in his hand a grim weapon and smote eagerly at Balin; but Balin
put the sword betwixt his head and the stroke, and therewith his sword burst in sunder.
And when Balin was weaponless he ran into a chamber for to seek some weapon, and
so from chamber to chamber, and no weapon he could find, and always King Pellam
after him. And at the last he entered into a chamber that was marvellously well dight

and richly, and a bed arrayed with cloth of gold the richest that might be thought, and
one lying therein, and thereby stood a table of clene gold with four pillars of silver that
bare up the table, and upon the table stood a marvellous spear strangely wrought. And
when Balin saw that spear, he gat it in his hand and turned him to King Pellam, and
smote him passingly sore with that spear, that King Pellam fell down in a swoon, and
therewith the castle roof and walls brake and fell to the earth, and Balin fell down so
that he might not stir foot nor hand. And so the most part of the castle, that was fallen
down through that dolorous stroke, lay upon Pellam and Balin three days.

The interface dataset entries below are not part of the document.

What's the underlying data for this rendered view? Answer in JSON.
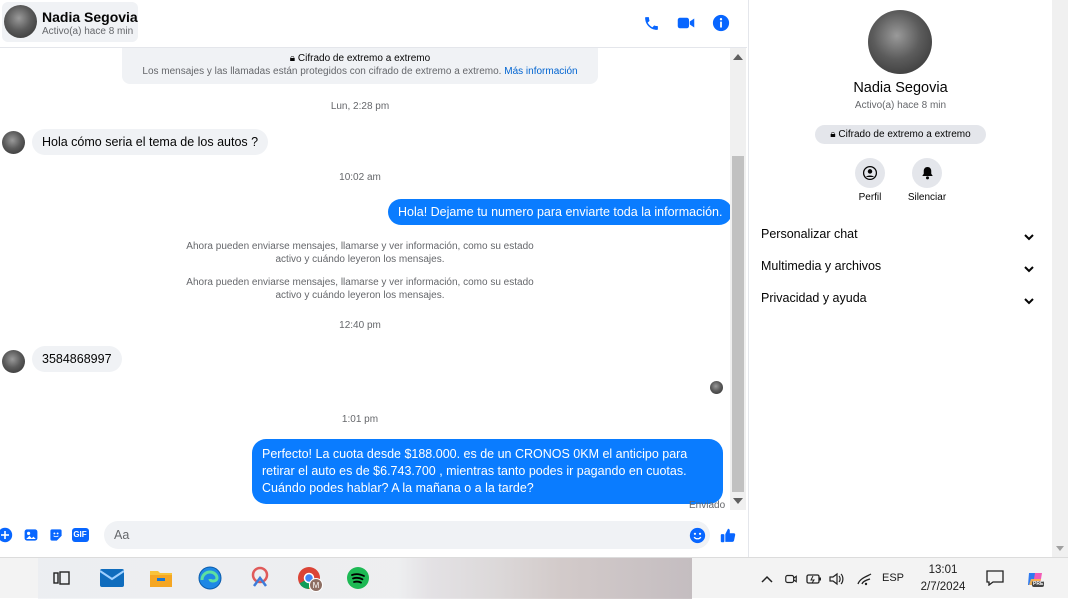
{
  "header": {
    "contact_name": "Nadia Segovia",
    "contact_status": "Activo(a) hace 8 min",
    "call_icon": "phone-icon",
    "video_icon": "video-camera-icon",
    "info_icon": "info-icon"
  },
  "encryption_notice": {
    "title": "Cifrado de extremo a extremo",
    "text": "Los mensajes y las llamadas están protegidos con cifrado de extremo a extremo.",
    "link": "Más información"
  },
  "messages": {
    "ts1": "Lun, 2:28 pm",
    "m1": "Hola cómo seria el tema de los autos ?",
    "ts2": "10:02 am",
    "m2": "Hola! Dejame tu numero  para enviarte toda la información.",
    "sys1": "Ahora pueden enviarse mensajes, llamarse y ver información, como su estado activo y cuándo leyeron los mensajes.",
    "sys2": "Ahora pueden enviarse mensajes, llamarse y ver información, como su estado activo y cuándo leyeron los mensajes.",
    "ts3": "12:40 pm",
    "m3": "3584868997",
    "ts4": "1:01 pm",
    "m4": "Perfecto! La cuota desde $188.000. es de un CRONOS 0KM el anticipo para retirar el auto es de $6.743.700 , mientras tanto podes ir pagando en cuotas. Cuándo podes hablar? A la mañana o a la tarde?",
    "sent_label": "Enviado"
  },
  "composer": {
    "placeholder": "Aa",
    "icons": [
      "plus-circle-icon",
      "image-icon",
      "sticker-icon",
      "gif-icon",
      "emoji-icon",
      "thumbs-up-icon"
    ],
    "gif_label": "GIF"
  },
  "info_panel": {
    "name": "Nadia Segovia",
    "status": "Activo(a) hace 8 min",
    "e2e_label": "Cifrado de extremo a extremo",
    "profile_label": "Perfil",
    "mute_label": "Silenciar",
    "sections": [
      "Personalizar chat",
      "Multimedia y archivos",
      "Privacidad y ayuda"
    ]
  },
  "taskbar": {
    "apps": [
      "task-view-icon",
      "mail-icon",
      "file-explorer-icon",
      "edge-icon",
      "snipping-tool-icon",
      "chrome-icon",
      "spotify-icon"
    ],
    "chrome_badge": "M",
    "language": "ESP",
    "time": "13:01",
    "date": "2/7/2024",
    "copilot_badge": "PRE"
  },
  "colors": {
    "accent": "#0a7cff",
    "icon_blue": "#0866ff",
    "incoming_bubble": "#f0f2f5",
    "spotify": "#1db954"
  }
}
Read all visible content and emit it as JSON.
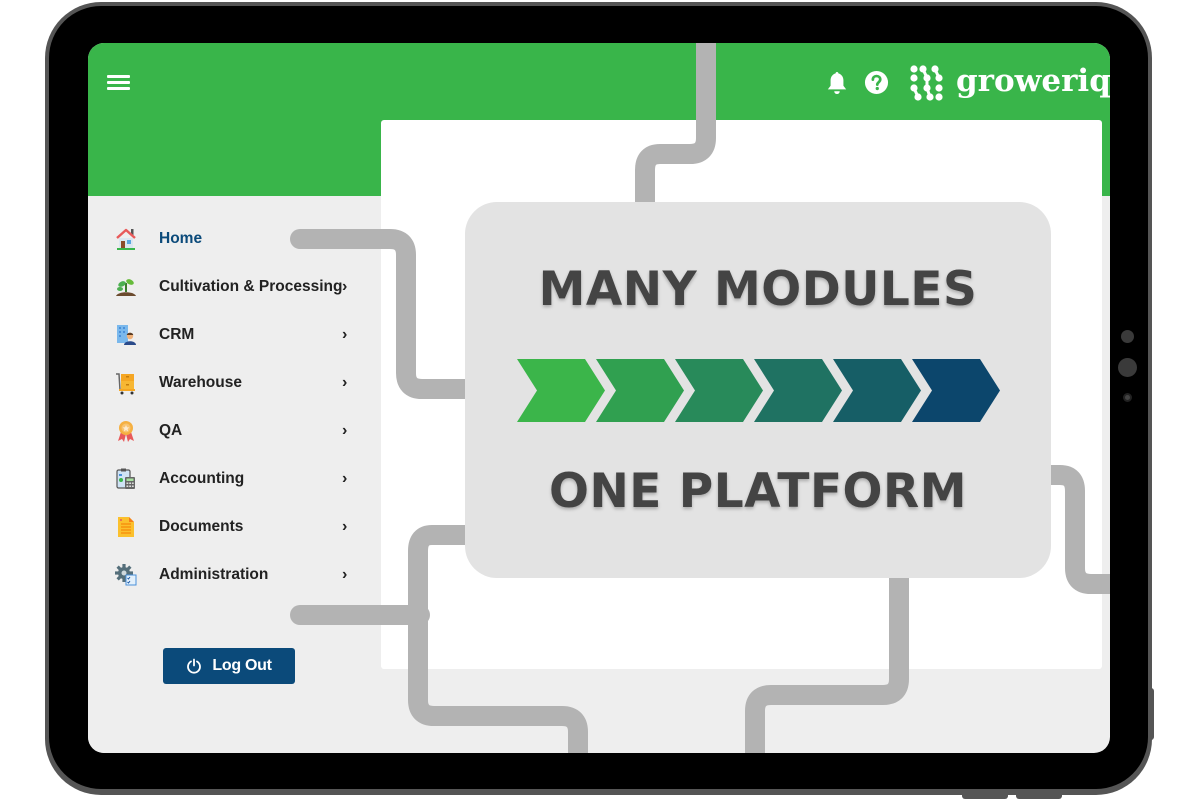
{
  "header": {
    "menu_icon": "hamburger-menu-icon",
    "notification_icon": "bell-icon",
    "help_icon": "question-circle-icon",
    "brand": "groweriq",
    "brand_color": "#39b54a"
  },
  "sidebar": {
    "items": [
      {
        "label": "Home",
        "icon": "house-icon",
        "active": true,
        "has_submenu": false
      },
      {
        "label": "Cultivation & Processing",
        "icon": "sprout-icon",
        "active": false,
        "has_submenu": true
      },
      {
        "label": "CRM",
        "icon": "customer-icon",
        "active": false,
        "has_submenu": true
      },
      {
        "label": "Warehouse",
        "icon": "cart-box-icon",
        "active": false,
        "has_submenu": true
      },
      {
        "label": "QA",
        "icon": "award-ribbon-icon",
        "active": false,
        "has_submenu": true
      },
      {
        "label": "Accounting",
        "icon": "calculator-clipboard-icon",
        "active": false,
        "has_submenu": true
      },
      {
        "label": "Documents",
        "icon": "document-icon",
        "active": false,
        "has_submenu": true
      },
      {
        "label": "Administration",
        "icon": "gear-checklist-icon",
        "active": false,
        "has_submenu": true
      }
    ],
    "chevron": "›",
    "logout_label": "Log Out",
    "logout_icon": "power-icon",
    "logout_color": "#0b4a7a"
  },
  "banner": {
    "title_top": "MANY MODULES",
    "title_bottom": "ONE PLATFORM",
    "chevron_colors": [
      "#3bb54a",
      "#30a050",
      "#288a5a",
      "#1f7262",
      "#165e66",
      "#0c466c"
    ]
  }
}
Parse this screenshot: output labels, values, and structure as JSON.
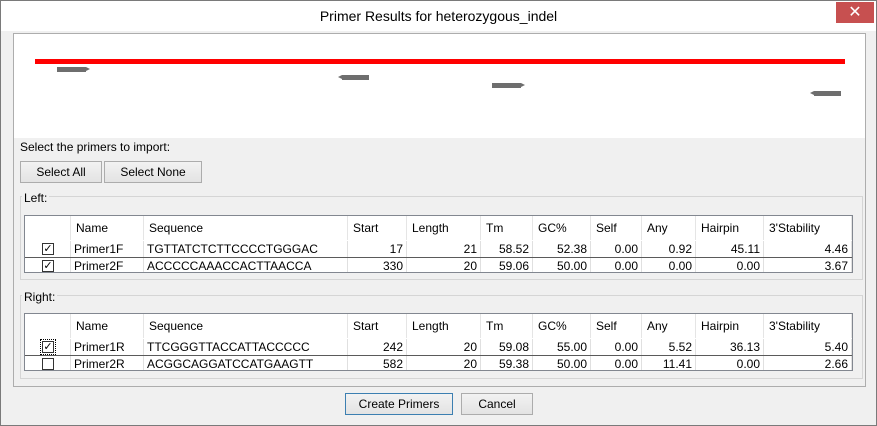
{
  "window": {
    "title": "Primer Results for heterozygous_indel",
    "close_glyph": "✕"
  },
  "instructions": "Select the primers to import:",
  "buttons": {
    "select_all": "Select All",
    "select_none": "Select None",
    "create": "Create Primers",
    "cancel": "Cancel"
  },
  "left": {
    "label": "Left:",
    "columns": [
      "Name",
      "Sequence",
      "Start",
      "Length",
      "Tm",
      "GC%",
      "Self",
      "Any",
      "Hairpin",
      "3'Stability"
    ],
    "rows": [
      {
        "checked": true,
        "name": "Primer1F",
        "sequence": "TGTTATCTCTTCCCCTGGGAC",
        "start": "17",
        "length": "21",
        "tm": "58.52",
        "gc": "52.38",
        "self": "0.00",
        "any": "0.92",
        "hairpin": "45.11",
        "stability": "4.46"
      },
      {
        "checked": true,
        "name": "Primer2F",
        "sequence": "ACCCCCAAACCACTTAACCA",
        "start": "330",
        "length": "20",
        "tm": "59.06",
        "gc": "50.00",
        "self": "0.00",
        "any": "0.00",
        "hairpin": "0.00",
        "stability": "3.67"
      }
    ]
  },
  "right": {
    "label": "Right:",
    "columns": [
      "Name",
      "Sequence",
      "Start",
      "Length",
      "Tm",
      "GC%",
      "Self",
      "Any",
      "Hairpin",
      "3'Stability"
    ],
    "rows": [
      {
        "checked": true,
        "name": "Primer1R",
        "sequence": "TTCGGGTTACCATTACCCCC",
        "start": "242",
        "length": "20",
        "tm": "59.08",
        "gc": "55.00",
        "self": "0.00",
        "any": "5.52",
        "hairpin": "36.13",
        "stability": "5.40"
      },
      {
        "checked": false,
        "name": "Primer2R",
        "sequence": "ACGGCAGGATCCATGAAGTT",
        "start": "582",
        "length": "20",
        "tm": "59.38",
        "gc": "50.00",
        "self": "0.00",
        "any": "11.41",
        "hairpin": "0.00",
        "stability": "2.66"
      }
    ]
  },
  "colors": {
    "sequence_bar": "#ff0000",
    "primer_mark": "#6e6e6e",
    "close_button": "#c75050"
  }
}
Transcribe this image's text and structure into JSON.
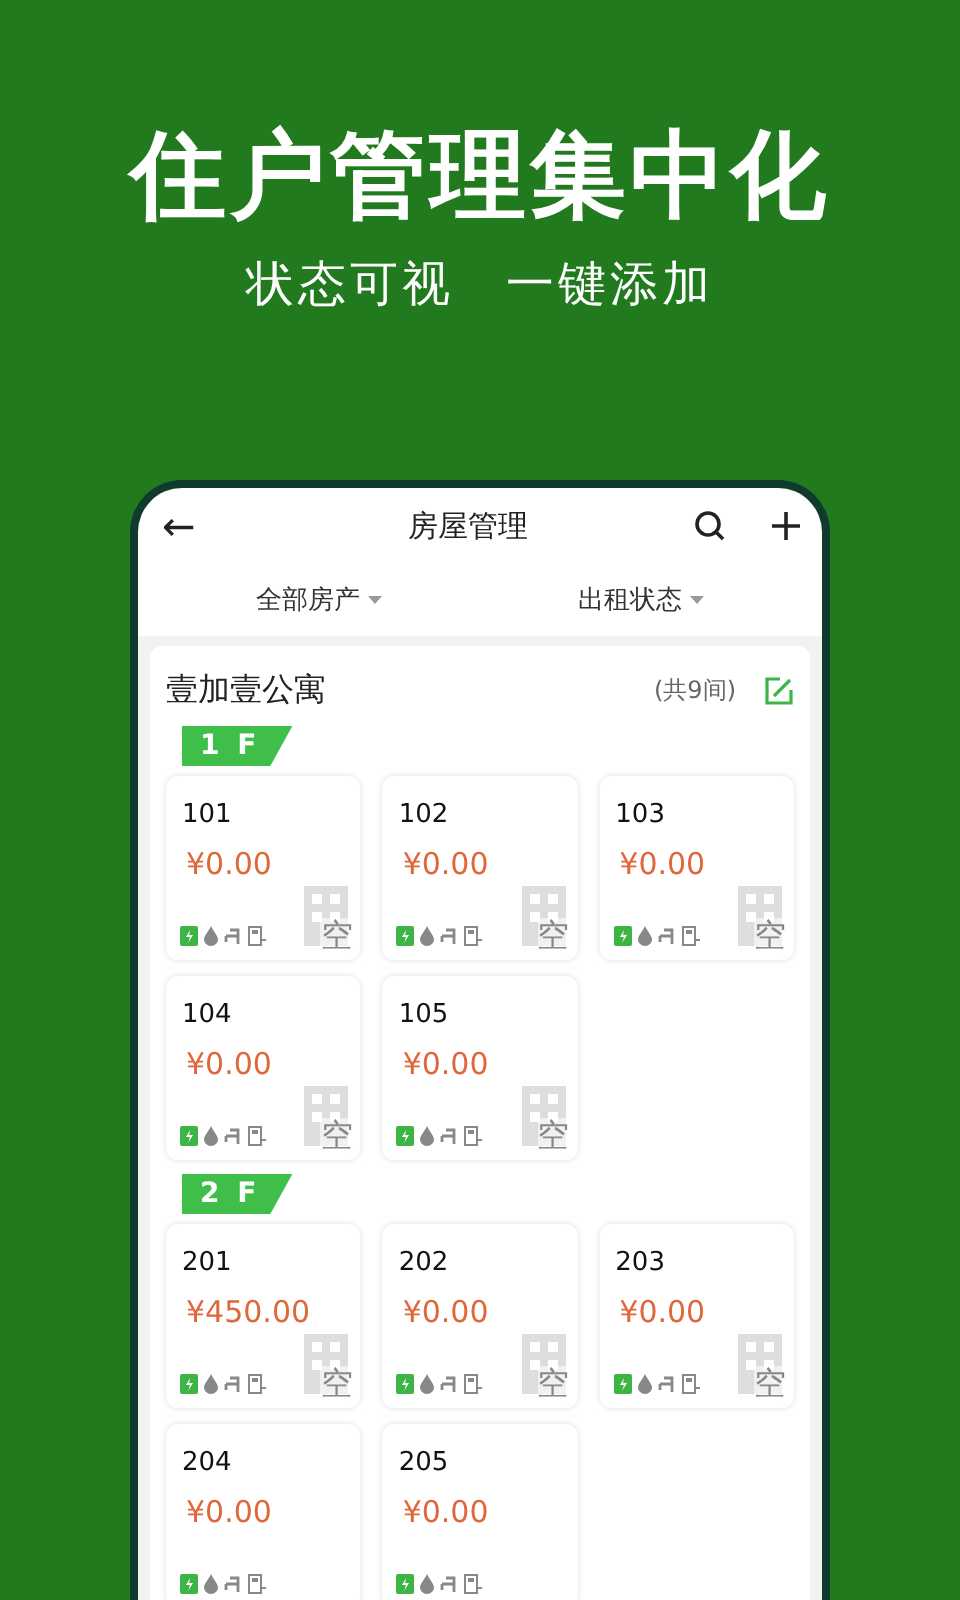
{
  "headline": "住户管理集中化",
  "subheadline": "状态可视　一键添加",
  "app_bar": {
    "back": "←",
    "title": "房屋管理"
  },
  "filters": [
    {
      "label": "全部房产"
    },
    {
      "label": "出租状态"
    }
  ],
  "property": {
    "name": "壹加壹公寓",
    "count": "(共9间)"
  },
  "floors": [
    {
      "label": "1 F",
      "rooms": [
        {
          "number": "101",
          "price": "¥0.00",
          "status": "空"
        },
        {
          "number": "102",
          "price": "¥0.00",
          "status": "空"
        },
        {
          "number": "103",
          "price": "¥0.00",
          "status": "空"
        },
        {
          "number": "104",
          "price": "¥0.00",
          "status": "空"
        },
        {
          "number": "105",
          "price": "¥0.00",
          "status": "空"
        }
      ]
    },
    {
      "label": "2 F",
      "rooms": [
        {
          "number": "201",
          "price": "¥450.00",
          "status": "空"
        },
        {
          "number": "202",
          "price": "¥0.00",
          "status": "空"
        },
        {
          "number": "203",
          "price": "¥0.00",
          "status": "空"
        },
        {
          "number": "204",
          "price": "¥0.00"
        },
        {
          "number": "205",
          "price": "¥0.00"
        }
      ]
    }
  ]
}
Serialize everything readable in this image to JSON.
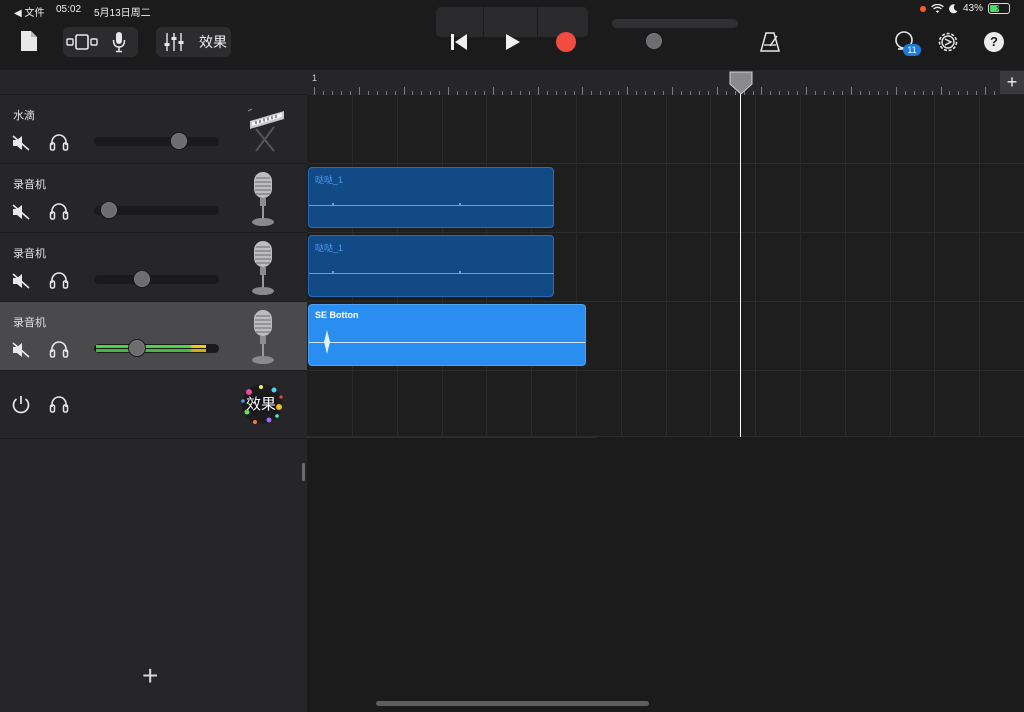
{
  "status_bar": {
    "back_label": "◀ 文件",
    "time": "05:02",
    "date": "5月13日周二",
    "battery_percent": "43%",
    "battery_level": 0.43
  },
  "toolbar": {
    "effects_label": "效果",
    "notification_count": "11",
    "help_label": "?",
    "master_volume": 0.33
  },
  "tracks": [
    {
      "name": "水滴",
      "instrument": "keyboard",
      "volume": 0.68
    },
    {
      "name": "录音机",
      "instrument": "microphone",
      "volume": 0.12
    },
    {
      "name": "录音机",
      "instrument": "microphone",
      "volume": 0.38
    },
    {
      "name": "录音机",
      "instrument": "microphone",
      "volume": 0.34,
      "selected": true
    }
  ],
  "effects_track": {
    "label": "效果"
  },
  "timeline": {
    "ruler_start": "1",
    "add_section_label": "+",
    "regions": [
      {
        "lane": 1,
        "title": "哒哒_1",
        "style": "dark"
      },
      {
        "lane": 2,
        "title": "哒哒_1",
        "style": "dark"
      },
      {
        "lane": 3,
        "title": "SE Botton",
        "style": "light"
      }
    ]
  },
  "add_track_label": "+",
  "colors": {
    "record": "#f24b3f",
    "region_dark": "#124a86",
    "region_light": "#2a8ef0",
    "badge": "#1a7ae0"
  }
}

Merlin came thither and took up Balin, and gat him
a good horse, for his was dead, and bade him ride
out out of that country. I would have my damosel,
said Balin. Lo, said Merlin, where she lieth dead.
And King Pellam lay so, many years sore wounded,
and might never be whole till Galahad the haughty
prince healed him in the quest of the Sangreal, for
in that place was part of the blood of our Lord Jesus
Christ, that Joseph of Arimathea brought into this
land, and there himself lay in that rich bed. And
that was the same spear that Longius smote our
Lord to the heart; and King Pellam was nigh of
Josephs kin, and that was the most worshipful man
that lived in those days, and great pity it was of his hurt, for through that stroke, turned
to great dole, tray and tene. Then departed Balin from Merlin, and said, In this world
we meet never no more. So he rode forth through the fair countries and cities, and
found the people dead, slain on every side. And all that were alive cried, O Balin, thou
hast caused great damage in these countries; for the dolorous stroke thou gavest unto
King Pellam, three countries are destroyed, and doubt not but the vengeance will fall
on thee at the last. When Balin was past those countries he was passing fayne. So he
rode eight days or he met with adventure. And at the last he came into a fair forest
in a valley, and was ware of a tower, and there beside he saw a great horse of war, tied
to a tree, and there beside sat a fair knight on the ground and made great mourning,
and he was a likely man, and a well made. Balin said, God save you, why be ye so
heavy ? tell me and I will amend it, an I may to my power. Sir knight, said he again,
thou doest me great grief, for I was in merry thoughts, and now thou puttest me to more
pain. Balin went a little from him, and looked on his horse ; then heard Balin him say
thus : Ah, fair lady, why have ye broken my promise, for thou promisest me to meet
me here by noon, and I may curse thee that ever ye gave me this sword, for with this
sword I slay myself, and pulled it out. And therewith Balin sterte unto him and took
him by the hand. Let go my hand, said the knight, or else I shall slay thee. That shall
not need, said Balin, for I shall promise you my help to get you your lady, an ye will
tell me where she is. What is your name ? said the knight. My name is Balin le
Savage. Ah, sir, I know you well enough, ye are the knight with the two swords, and
the man of most prowess of your hands living. What is your name ? said Balin. My
name is Garnish of the Mount, a poor mans son, but by my prowess and hardiness a
duke hath made me knight, and gave me lands; his name is Duke Hermel, and his